If there is an existing judgment against your house because you failed to pay past-due taxes after the house was liened, you cannot put the house in trust. The lien is a claim on the house, which remains your property. The judgment, however, means you no longer have ownership rights, which the judgment conveys to the local or federal taxing authority. Since you can't put an asset in trust you don't own, you cant put the house in a trust after a tax lien and judgment.
Revocable Trust Protections
Homeowners sometimes put houses in trusts to avoid probate. Trusts formed for this purpose are generally revocable living trusts. Because the creation of the trust conveys ownership to the beneficiary, the home is no longer a part of the grantor's estate, so it doesn't enter into probate when the grantor dies. However, the grantor of the living trust -- the homeowner -- can change the terms of a revocable living trust at any time. For estate planning purposes, this is an ideal solution, because the grantor avoids probate but retains full control during her lifetime. Unfortunately, a revocable trust offers no protection against creditors, which includes local and federal tax authorities.
Irrevocable Trust Protections
An irrevocable trust is created by a trustee at the request of the grantor, in this instance a homeowner. Once the trust is created, the terms of the trust can be changed only by the trustee -- the homeowner no longer has that right. Where the trustee is the homeowner's personal attorney, this allows the homeowner to retain a measure of control in the irrevocable trust while providing asset protections that a revocable trust does not. The theory is that because the grantor cannot change the terms of an irrevocable trust, creditors can't unwind the trust to reclaim its assets.
Irrevocable Trusts and Tax Debt
In practice, anyone trying to protect their home by putting it in an irrevocable trust faces one big problem: By law, an irrevocable trust can't be for the grantor's benefit. If you put your home in trust to avoid your creditors, clearly the purpose of the trust is to benefit you personally. Creditors' attorneys will quickly wind down such a trust and seize its assets. Beyond that problem is another, bigger problem: You can't protect against tax judgments with an irrevocable trust -- the tax judgment takes precedence. Therefore, while you can put your house in trust even if there are tax liens against it, doing so offers no protection against the tax judgment that follows.

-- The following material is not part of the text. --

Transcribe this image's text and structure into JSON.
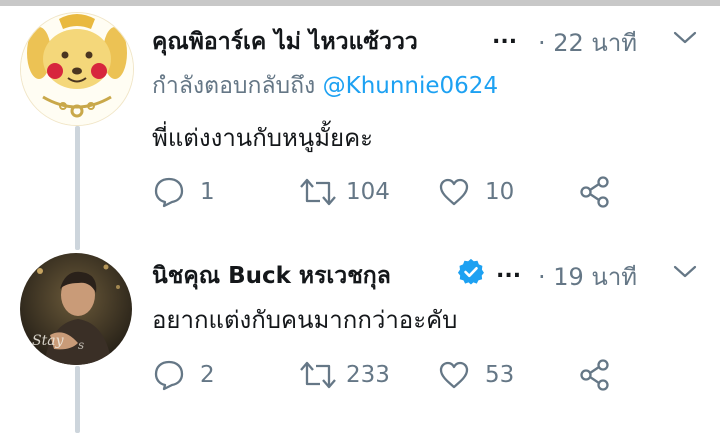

- FindLaw: Difference Between Revocable, Irrevocable Trusts?
- Law Office of Ronald Runkle Runkle & Associates, P.C.: How Should My Home be Owned: In Trust or Out of Trust?
- Nolo: Can I Put Our House Into a Living Trust if I Have a Mortgage?
- Internal Revenue Service: Understanding a Federal Tax Lien
- Internal Revenue Service: Legal Reference Guide for Revenue Officers, Federal Tax Liens
- The Presser Law Firm, P.A.: Trust Basics
- Steve Mason/Photodisc/Getty Images
- Family Trusts & Taxes
- Advantages of an Irrevocable Trust
- What Is a Reversible Living Trust?
- Can a Revocable Trust Be Sued?
- Can an IRA Be Put in a Family Trust?
- How Does a Trustee Terminate a Revocable Family Trust?
- Rights of the Beneficiary of a Family Trust
- What Is the Difference Between Irrevocable & Revocable Trust?